What am I thinking about these days? Zip Lines & Tree Forts mostly.
Winter is here again which means the physical work on the cabin is dormant, along with the land. That doesn’t mean the inspiration and research stops though. I’d like to share some of my recent inspirations with you quickly.
If you have any favorite permaculture books, videos or podcasts, please share them in the comments. I’d love to hear from you.
1% For The Planet
Inspired by my partner, I joined 1% For The Planet as an individual member this year. You may have heard of companies like Patagonia, Sunski, Jones Snowboards, and Kleen Kanteen pledging to donate one percent of their profits to environmental issues. You might see a little 1% sticker on their products sometimes. That’s all done through this organization.
An individual member takes the same pledge. I can donate any combination of money and volunteer time. So I’ll donate 1% of my income to organizations I believe in and my time as a volunteer this spring and summer.

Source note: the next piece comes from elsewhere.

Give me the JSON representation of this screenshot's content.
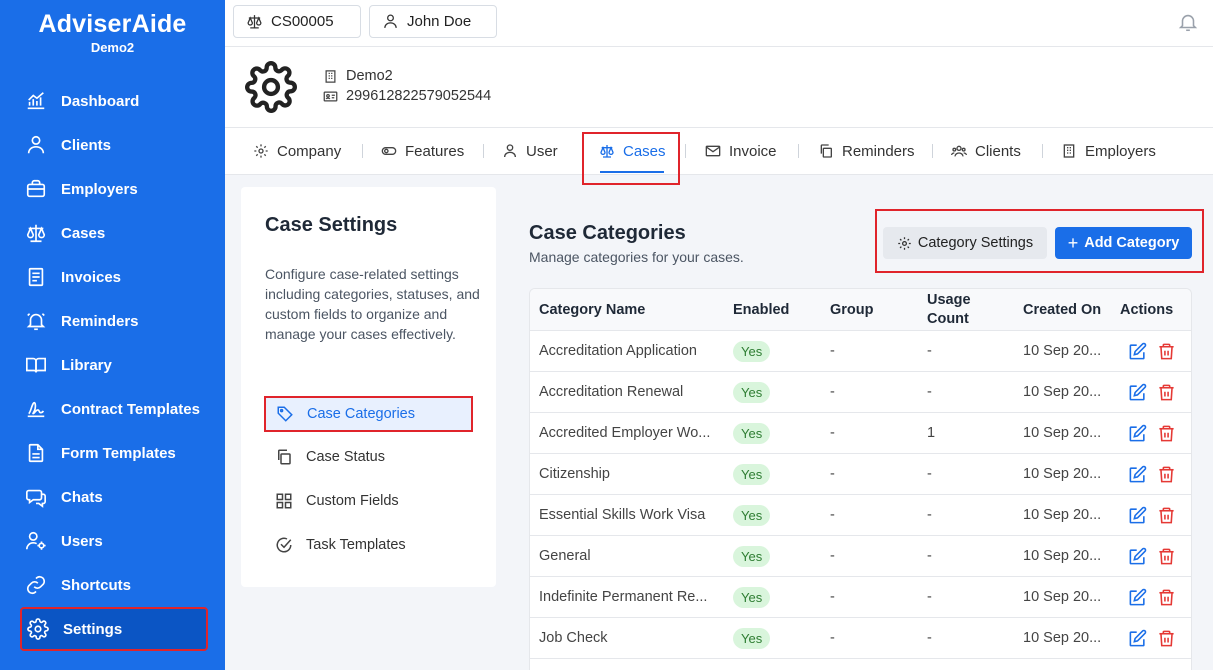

This summer I plan to volunteer doing trailbuilding, which is a skill I’ve wanted to learn so I can build quality trails throughout my land. I found Colorado Mountain Club and the Continential Divide Trail Coalition which both work in my area of Colorado.
You can search for non-profits in the 1%FTP official directory and volunteer, even without becoming a member. Consider joining if you want to make a small impact in this crazy world though.
Spirit of the Peaks
Speaking of POW and the Lakota People’s Law Project, this movie has finally been released online! I’ve tried to catch a screening in person for the past year and now you can finally watch it on an internet near you.
This film features Connor Ryan, a Lakota professional skier from Boulder. He tells his story of naviating his culture, finding his roots and approaching the mountains in a good way. He wrote and co-directed the film and it is beautiful.
Check it out if you’ve ever wondered how to be a good steward to the indigenous lands we are all guests on, have wanted to approach outdoor activities the right way or just love ski films with epic shots of deep backcountry powder.
Reading the Forested Landscape
Imagine reading land like a page in a book. This well-illustrated story shares a bunch of meticulously researched patterns to look for while walking in the woods. It teaches you the skills to weave those patterns into a historical narritive.
You don’t have to live in New England to make use of this wisdom. Patterns like the presense of stumps, stone walls and divits can help logically build an understanding of the history of the land.
My land has stone walls around it’s permiter and other hints that are constantly forming my understanding if its history. The tools in this book are instrumental in building that story.
If you can’t find a copy, I recently found a Youtube series of him walking around the woods of New Hampshire and sharing his knowledge. It’s truly remarkable to see him walk across a bump in the ground and conclude that this land used to be intensive crops, was hit by a major storm in the 1930s and turned into pasture before being abandoned in the 1980s. 🤯
Zip Lines & Tree Forts
OK, at the very bottom of my list of priorities, we’ve got tree forts and zip lines. I was inspired by watching this video from a series I enjoy that shows off alternative homes and lifestyles.
Besides an amazing treehouse with a bike elevator and a netted sleeping loft, this guy built a two-way zip line system off his patio, down the hill and then back to his patio. The video should link to it but it starts at 32:50 if you don’t want to watch the whole thing.
It got me searching how to build a zip line and plotting how I could add it off my own future patio, down the big hill. It could even connect multiple tree forts across the middle layer of woods.
I mocked up this childhood-dream-come-true! The zip line could go from the cabin into a garden observatory platform. Then it connects to a hidden tree fort deeper in the woods. You can also get to the tree fort by dropping off the zip line between the orchard and the cabin. It’s highlighted in orange there. Pure dreams.
I hope you enjoyed at least one of these resources. If you’ve got anything to share, please let me know in the comments!
Until the Spring,